The reception by the citizenry during his first year in office has been generally very good, and coverage by the media has been, for the most part, very positive.
Things aren’t perfect. Crime is still too high. The bus system is still shamefully inadequate. Many neighborhoods still look emaciated. And some reporters have quietly grumbled about the administration sometimes not being transparent enough.
But Duggan has deservedly gotten a rep as a can-do mayor and an innovative one at that. Street lights are being turned on. And people are getting better services, from police and EMS to buses.
All in all, he’s still enjoying a pretty nice honeymoon.
And now that Emergency Manager Kevyn Orr has rode off into the sunset, he’s the real Detroit mayor, 100 percent. The praise and blame no longer fall on Kevyn Orr.
On Tuesday night before an upbeat, invite-only crowd that packed the Redford Theater on Lahser near Grand River, Duggan delivered a confident, uplifting speech, in which he said:
"Detroit is now on the road to recovery."
The symbolism wasn't lost that the speech is usually delivered downtown, and in this instance, was held in a neighborhood. Duggan has been emphasizing the need to improve neighborhoods.
During his speech he talked about the importance of keeping people in the city and avoiding foreclosures. He announced innovative ideas to deal with abandon properties and put people in new homes, and he announced a zero-percent interest loan program for Detroiters who need to fix up their homes.
The interest free loans for home repairs will range from $5,000 to $25,000 and will be available in March to qualified Detroit homeowners who can afford a loan. The minimum FICO credit score a person can have is 560.
He talked about imrpoved response times for 911 calls for the police and EMS. He talked about a better response time for buses and the city demolishing 200 homes a week.
He talked about the decline in crime. He said carjackings last year were down 32 percent.
"We had the fewest murders since the 1960s. The homicide clearance rate was up. The numbers are going in the right direction. But nobody here is celebrating the fact that we had 300 murders in the city of Detroit (last) year. We have got to change the culture of this community to recognize that every life matters."
And he praised Police Chief James Craig, saying: "Isn't he doing a great job."
He said for the first time since 2002, the city will have a balanced budget for the fiscal year, a statement that drew a round of applause and a standing ovation.
He said the police response time for 911 was 37 minutes.
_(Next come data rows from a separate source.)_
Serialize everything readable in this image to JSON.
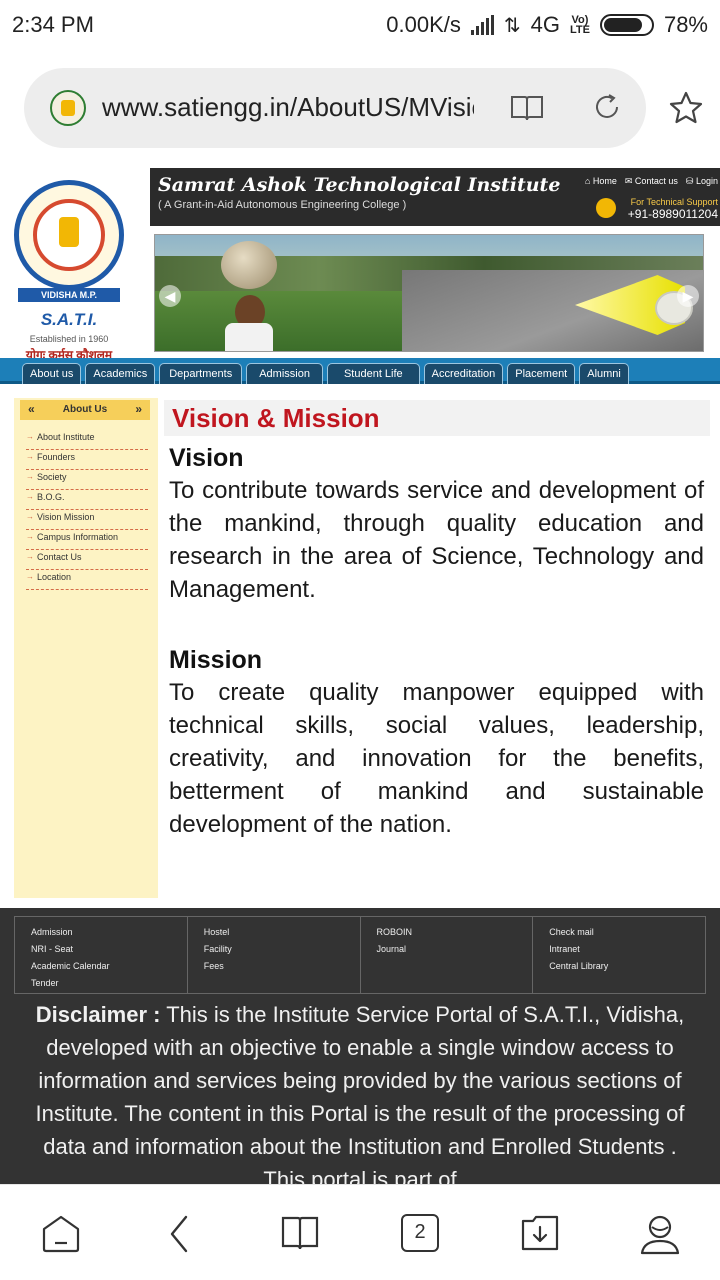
{
  "status": {
    "time": "2:34 PM",
    "speed": "0.00K/s",
    "network": "4G",
    "volte_top": "Vo)",
    "volte_bottom": "LTE",
    "battery": "78%"
  },
  "browser": {
    "url": "www.satiengg.in/AboutUS/MVision.aspx",
    "tab_count": "2"
  },
  "site": {
    "institute_name": "Samrat Ashok Technological Institute",
    "institute_subtitle": "( A Grant-in-Aid Autonomous Engineering College )",
    "top_links": [
      "Home",
      "Contact us",
      "Login"
    ],
    "support_label": "For Technical Support",
    "support_phone": "+91-8989011204",
    "logo": {
      "ribbon": "VIDISHA M.P.",
      "short_name": "S.A.T.I.",
      "established": "Established in 1960",
      "motto": "योगः कर्मसु कौशलम्"
    },
    "nav": [
      "About us",
      "Academics",
      "Departments",
      "Admission",
      "Student Life",
      "Accreditation",
      "Placement",
      "Alumni"
    ],
    "sidebar": {
      "title": "About Us",
      "items": [
        "About Institute",
        "Founders",
        "Society",
        "B.O.G.",
        "Vision Mission",
        "Campus Information",
        "Contact Us",
        "Location"
      ]
    },
    "content": {
      "title": "Vision & Mission",
      "vision_heading": "Vision",
      "vision_text": "To contribute towards service and development of the mankind, through quality education and research in the area of Science, Technology and Management.",
      "mission_heading": "Mission",
      "mission_text": "To create quality manpower equipped with technical skills, social values, leadership, creativity, and innovation for the benefits, betterment of mankind and sustainable development of the nation."
    },
    "footer": {
      "columns": [
        [
          "Admission",
          "NRI - Seat",
          "Academic Calendar",
          "Tender"
        ],
        [
          "Hostel",
          "Facility",
          "Fees"
        ],
        [
          "ROBOIN",
          "Journal"
        ],
        [
          "Check mail",
          "Intranet",
          "Central Library"
        ]
      ],
      "disclaimer_label": "Disclaimer :",
      "disclaimer_text": "This is the Institute Service Portal of S.A.T.I., Vidisha, developed with an objective to enable a single window access to information and services being provided by the various sections of Institute. The content in this Portal is the result of the processing of data and information about the Institution and Enrolled Students . This portal is part of"
    }
  }
}
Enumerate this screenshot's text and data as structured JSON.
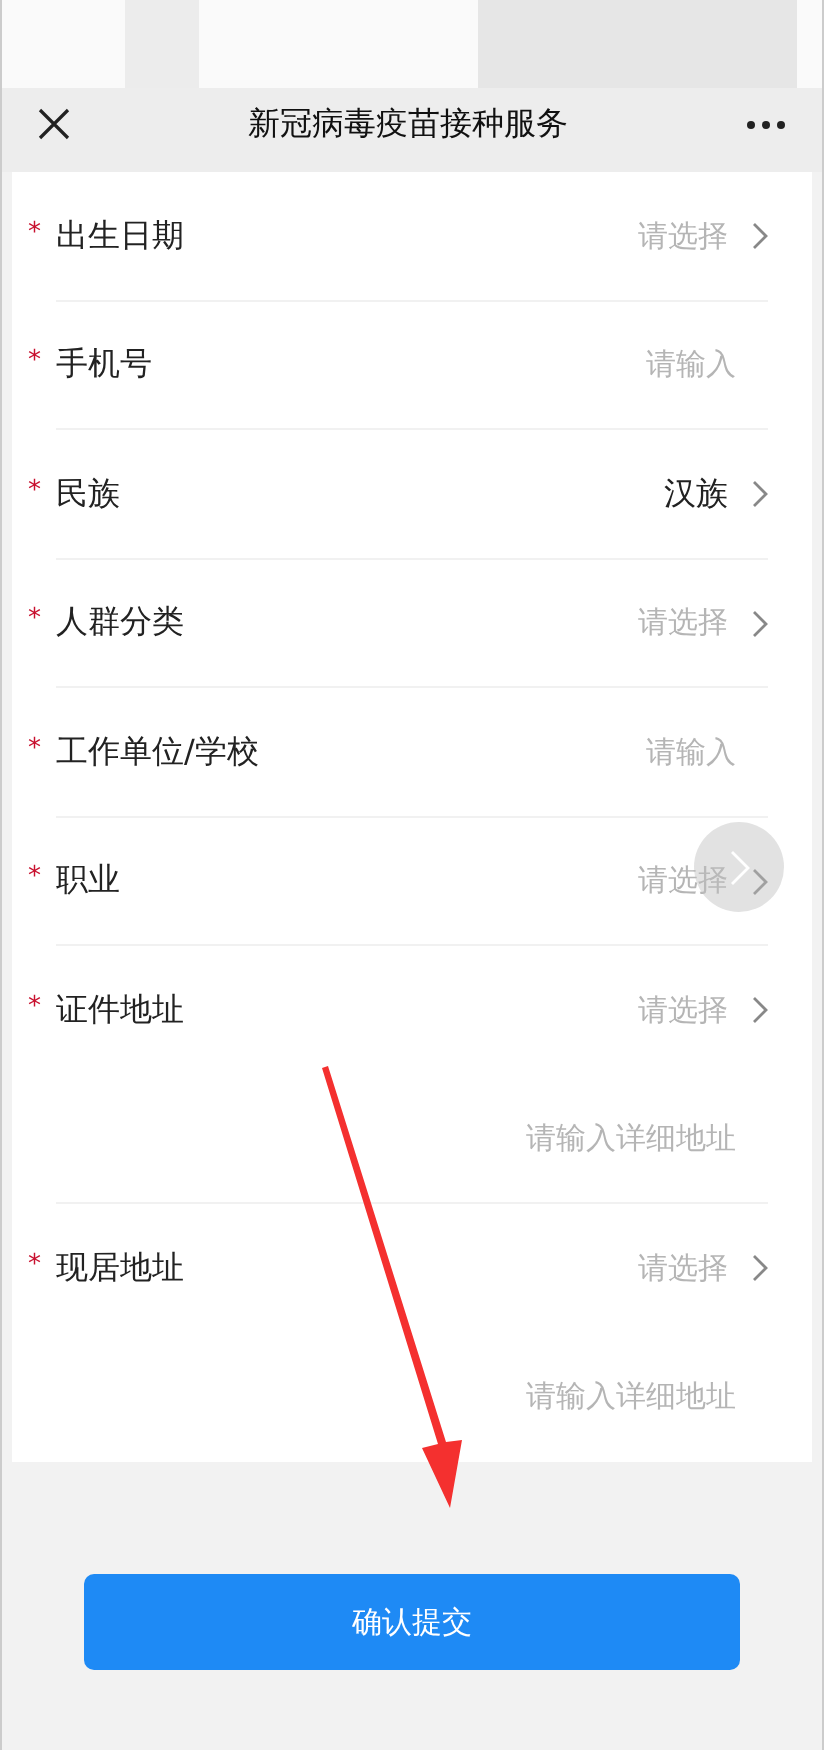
{
  "header": {
    "title": "新冠病毒疫苗接种服务"
  },
  "required_mark": "*",
  "fields": [
    {
      "kind": "select",
      "required": true,
      "label": "出生日期",
      "placeholder": "请选择"
    },
    {
      "kind": "input",
      "required": true,
      "label": "手机号",
      "placeholder": "请输入"
    },
    {
      "kind": "select",
      "required": true,
      "label": "民族",
      "value": "汉族"
    },
    {
      "kind": "select",
      "required": true,
      "label": "人群分类",
      "placeholder": "请选择"
    },
    {
      "kind": "input",
      "required": true,
      "label": "工作单位/学校",
      "placeholder": "请输入"
    },
    {
      "kind": "select",
      "required": true,
      "label": "职业",
      "placeholder": "请选择"
    },
    {
      "kind": "select",
      "required": true,
      "label": "证件地址",
      "placeholder": "请选择"
    },
    {
      "kind": "detail",
      "placeholder": "请输入详细地址"
    },
    {
      "kind": "select",
      "required": true,
      "label": "现居地址",
      "placeholder": "请选择"
    },
    {
      "kind": "detail",
      "placeholder": "请输入详细地址"
    }
  ],
  "submit_button": "确认提交"
}
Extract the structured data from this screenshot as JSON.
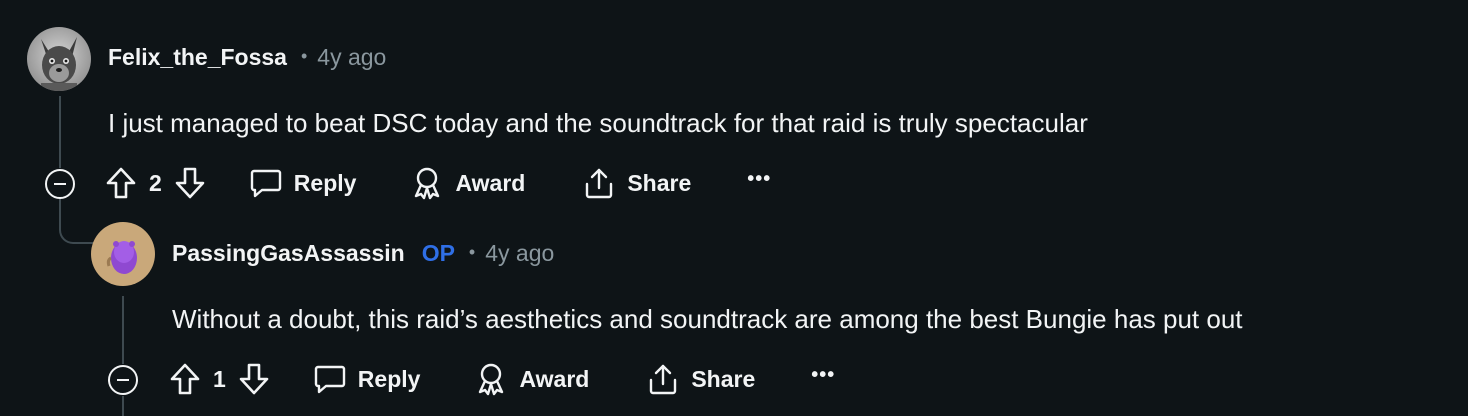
{
  "comments": [
    {
      "username": "Felix_the_Fossa",
      "op_badge": "",
      "separator": "•",
      "timestamp": "4y ago",
      "body": "I just managed to beat DSC today and the soundtrack for that raid is truly spectacular",
      "score": "2",
      "avatar_icon": "fossa-avatar-icon"
    },
    {
      "username": "PassingGasAssassin",
      "op_badge": "OP",
      "separator": "•",
      "timestamp": "4y ago",
      "body": "Without a doubt, this raid’s aesthetics and soundtrack are among the best Bungie has put out",
      "score": "1",
      "avatar_icon": "snoo-avatar-icon"
    }
  ],
  "actions": {
    "reply_label": "Reply",
    "award_label": "Award",
    "share_label": "Share",
    "more_label": "•••"
  },
  "colors": {
    "background": "#0e1417",
    "text": "#f2f4f5",
    "muted": "#8a979e",
    "op": "#2f6fe6",
    "thread_line": "#3e4a50"
  },
  "icons": {
    "upvote": "upvote-arrow-icon",
    "downvote": "downvote-arrow-icon",
    "reply": "speech-bubble-icon",
    "award": "award-ribbon-icon",
    "share": "share-upload-icon",
    "collapse": "collapse-minus-icon"
  }
}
Today, he said police have cut the response time in half and are nearing the national average.
And he talked about expensive car insurance in the city.
He said Detroit needs help to create its own insurance company, and he vowed to fight to "fix this injustice" and give people a fair rate for their cars.
He talked about economic inclusion, and he discussed affordable housing in Midtown, Corktown and downtown that will come along with more expensive homes.
"We are going to make sure as these neighborhoods grow, everybody is welcome," he said. "Because that's what a city is."